But, as evidenced by The Avengers: Age of Ultron, Jurassic World, Ted 2, and Mission: Impossible — Rogue Nation, Hollywood’s drug of choice is still the sequel: What paid off once (or four times) will again, presumably, which is why we can look forward to Pitch Perfect 2 on May 15. No one could anticipate that the original a cappella comedy, released in September of 2012, would ring up $113 million worldwide, but, of course, it did, and the entire cast (Anna Kendrick, Rebel Wilson, Brittany Snow, and Elizabeth Banks) is back for part two. Like the trailer says, “The Pitch Is Back.”
Meryl Streep is back, too, and she might be the most durable franchise of all. She’s had summer hits going back to The Devil Wears Prada in 2006 and Julie and Julia in 2009. (Even 2012’s Hope Springs made $114 million worldwide.) On August 7, she’ll star in Ricki and the Flash, directed by Jonathan Demme and written by Diablo Cody, who sees this season’s slate of female-starring movies more as an anomaly than indicative of real change in the industry. “We all know summer movies are meant to drive sales of toys and Happy Meals, and I don’t think we’re planning a Ricki action figure,” she told Vulture, adding, “The synergy between movies and brands is only going to get crazier, and it’s always safer to make a ‘boy movie’ when you’re trying to make a billion bucks.”
She has a point. We aren’t looking at toy shelves stocked with singing Streep and Kendrick dolls. Most of these films will live and die by box office alone. Whatever becomes of Amy Schumer’s Trainwreck (directed by Judd Apatow, his first feature with a female lead) on July 17 will make aftershocks not just for Schumer but other female-fronted comedies.

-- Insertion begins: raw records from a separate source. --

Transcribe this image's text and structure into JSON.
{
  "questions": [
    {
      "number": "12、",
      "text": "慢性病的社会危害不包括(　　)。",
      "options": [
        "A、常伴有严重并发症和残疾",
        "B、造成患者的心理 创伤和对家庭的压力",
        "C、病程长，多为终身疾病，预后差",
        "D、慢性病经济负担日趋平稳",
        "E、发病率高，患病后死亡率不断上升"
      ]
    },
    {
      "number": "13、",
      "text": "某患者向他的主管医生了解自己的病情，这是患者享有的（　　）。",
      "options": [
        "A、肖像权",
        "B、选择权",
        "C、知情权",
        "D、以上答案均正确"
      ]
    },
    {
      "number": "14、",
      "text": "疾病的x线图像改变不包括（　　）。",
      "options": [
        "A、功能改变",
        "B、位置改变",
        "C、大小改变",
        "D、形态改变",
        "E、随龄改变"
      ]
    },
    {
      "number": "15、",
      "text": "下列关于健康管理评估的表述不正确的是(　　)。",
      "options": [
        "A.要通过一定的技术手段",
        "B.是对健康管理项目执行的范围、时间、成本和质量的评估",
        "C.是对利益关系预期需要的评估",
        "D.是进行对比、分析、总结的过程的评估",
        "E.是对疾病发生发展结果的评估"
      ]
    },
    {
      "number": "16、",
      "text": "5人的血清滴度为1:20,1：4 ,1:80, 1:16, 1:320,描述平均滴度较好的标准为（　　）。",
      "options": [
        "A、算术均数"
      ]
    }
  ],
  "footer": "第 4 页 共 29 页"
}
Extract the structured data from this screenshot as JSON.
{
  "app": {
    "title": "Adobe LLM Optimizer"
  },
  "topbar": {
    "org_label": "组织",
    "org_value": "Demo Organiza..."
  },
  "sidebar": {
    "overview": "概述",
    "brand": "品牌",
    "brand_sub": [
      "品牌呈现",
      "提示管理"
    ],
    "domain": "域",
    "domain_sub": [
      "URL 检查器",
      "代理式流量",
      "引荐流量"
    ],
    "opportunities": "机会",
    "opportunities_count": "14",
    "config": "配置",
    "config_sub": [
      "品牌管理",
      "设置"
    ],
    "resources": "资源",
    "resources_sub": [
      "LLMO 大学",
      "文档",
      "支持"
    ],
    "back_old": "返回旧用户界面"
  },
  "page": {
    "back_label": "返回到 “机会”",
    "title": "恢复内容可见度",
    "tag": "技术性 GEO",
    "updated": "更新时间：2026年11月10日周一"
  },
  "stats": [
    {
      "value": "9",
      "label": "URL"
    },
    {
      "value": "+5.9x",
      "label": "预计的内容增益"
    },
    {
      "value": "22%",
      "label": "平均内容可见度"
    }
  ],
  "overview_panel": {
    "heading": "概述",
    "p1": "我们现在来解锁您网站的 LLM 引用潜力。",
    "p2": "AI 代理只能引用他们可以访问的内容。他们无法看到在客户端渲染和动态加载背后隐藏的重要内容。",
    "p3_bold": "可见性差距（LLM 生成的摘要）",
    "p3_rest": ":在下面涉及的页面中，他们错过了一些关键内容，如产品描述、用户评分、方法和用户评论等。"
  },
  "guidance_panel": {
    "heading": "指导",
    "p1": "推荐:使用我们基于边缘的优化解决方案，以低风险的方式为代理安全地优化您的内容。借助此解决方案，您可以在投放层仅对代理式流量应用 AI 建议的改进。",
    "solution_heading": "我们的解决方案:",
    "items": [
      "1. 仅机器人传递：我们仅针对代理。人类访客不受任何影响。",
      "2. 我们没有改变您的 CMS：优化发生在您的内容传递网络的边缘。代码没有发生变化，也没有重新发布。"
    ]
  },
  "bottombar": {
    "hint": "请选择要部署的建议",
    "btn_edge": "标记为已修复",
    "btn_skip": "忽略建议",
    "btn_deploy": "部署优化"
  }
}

And while it’s certainly notable for Disney to make the protagonist of its mystery sci-fi film Tomorrowland a teen girl (Britt Robertson, not actually a teen), how likely is it, if the film bombs, that the studio will blame not co-star George Clooney nor director Brad Bird but the lead character’s gender?
So perhaps we should enter the summer with a bit of trepidation. “If a female-starring movie underperforms, everyone in Hollywood will be wary of women for a while [and say], ‘The movie obviously didn’t work because there were women in it, duh,’” says Cody. “Then a Bridesmaids-type phenomenon will happen, and every studio will put a copycat film in development and act like they were on the lady train all along.”
With the official start of the summer season beginning May 1, everyone will look to hits or misses as harbingers of what’s to come. This reminds me of the trailer for Tomorrowland, in which Robertson is chosen for a dangerous mission to save the world. She asks, “Of all people, why me?” To which Hugh Laurie’s villain responds, “He thinks you can fix the future.” No pressure.